There are so many ways to remove water stains from wood, but unfortunately, most of them don’t work very well. How do I know? Well, I love antique furniture, and I am also pretty clumsy. I’ve had my fair share of mistakes and learning lessons (i.e., don’t paint valuable antique furniture with chalk paint). As such, I’ve tried a ton of ways to undo the damage from water, wine, paint—you name it.
Recently, I took a damp sweater out of the dryer and placed it on one of my wood dining chairs to dry. Oops. Before I knew it, I had an unsightly white water stain on otherwise dark and well-conditioned wood. So, I thought back to everything I had tried in the past and came up with an effective method. Try it for yourself the next time you accidentally mark your wood furniture.
How To Get Rid of Water Marks, Rings, and Stains
You must know that I hate buying products that I won’t finish (and long, complex processes). The best part about this process is that it only requires two ingredients that most people will already have in their house. If not, they shouldn’t cost more than $5. In addition, you can use these ingredients for a lot of other things, so there is little waste here. Another thing I hate is unnecessary chemicals. Sometimes they are needed, but in this case, you can remove a water stain from wood without all that fuss.

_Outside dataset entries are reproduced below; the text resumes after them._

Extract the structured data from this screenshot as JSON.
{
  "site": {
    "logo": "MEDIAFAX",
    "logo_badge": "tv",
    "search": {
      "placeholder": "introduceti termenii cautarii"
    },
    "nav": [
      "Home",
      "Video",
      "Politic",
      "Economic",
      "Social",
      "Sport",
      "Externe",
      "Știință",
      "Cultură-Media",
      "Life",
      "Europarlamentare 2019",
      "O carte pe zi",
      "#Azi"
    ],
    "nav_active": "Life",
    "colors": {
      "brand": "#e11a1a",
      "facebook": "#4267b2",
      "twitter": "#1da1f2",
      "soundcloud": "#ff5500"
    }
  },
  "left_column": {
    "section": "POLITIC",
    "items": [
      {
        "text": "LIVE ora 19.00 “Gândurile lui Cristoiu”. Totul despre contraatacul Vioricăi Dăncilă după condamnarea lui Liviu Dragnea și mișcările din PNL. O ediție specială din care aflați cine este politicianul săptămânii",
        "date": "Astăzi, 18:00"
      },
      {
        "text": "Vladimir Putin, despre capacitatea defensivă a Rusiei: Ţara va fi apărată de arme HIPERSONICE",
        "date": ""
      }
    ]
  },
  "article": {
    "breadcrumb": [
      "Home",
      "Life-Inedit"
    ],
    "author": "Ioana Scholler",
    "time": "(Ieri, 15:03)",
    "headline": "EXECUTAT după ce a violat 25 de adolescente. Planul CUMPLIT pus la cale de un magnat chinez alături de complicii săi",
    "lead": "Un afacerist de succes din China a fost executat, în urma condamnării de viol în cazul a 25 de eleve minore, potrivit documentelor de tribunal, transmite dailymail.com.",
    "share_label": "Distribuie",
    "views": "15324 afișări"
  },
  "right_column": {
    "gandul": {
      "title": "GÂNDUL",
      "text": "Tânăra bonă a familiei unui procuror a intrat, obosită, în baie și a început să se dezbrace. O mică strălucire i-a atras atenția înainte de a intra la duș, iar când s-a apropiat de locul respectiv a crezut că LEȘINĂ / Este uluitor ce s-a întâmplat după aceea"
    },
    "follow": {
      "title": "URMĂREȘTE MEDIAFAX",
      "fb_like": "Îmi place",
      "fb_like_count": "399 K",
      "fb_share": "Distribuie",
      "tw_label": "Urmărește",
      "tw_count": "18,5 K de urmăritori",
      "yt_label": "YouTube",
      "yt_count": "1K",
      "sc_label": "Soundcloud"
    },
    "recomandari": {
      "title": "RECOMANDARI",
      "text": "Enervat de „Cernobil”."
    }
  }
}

Here’s the finished product! To the naked eye, the water stain is completely gone. However, the camera picked up a slight outline where the water mark used to be. To fix this, I could go in with some touch-up stain. But overall, I am extremely pleased with the final results.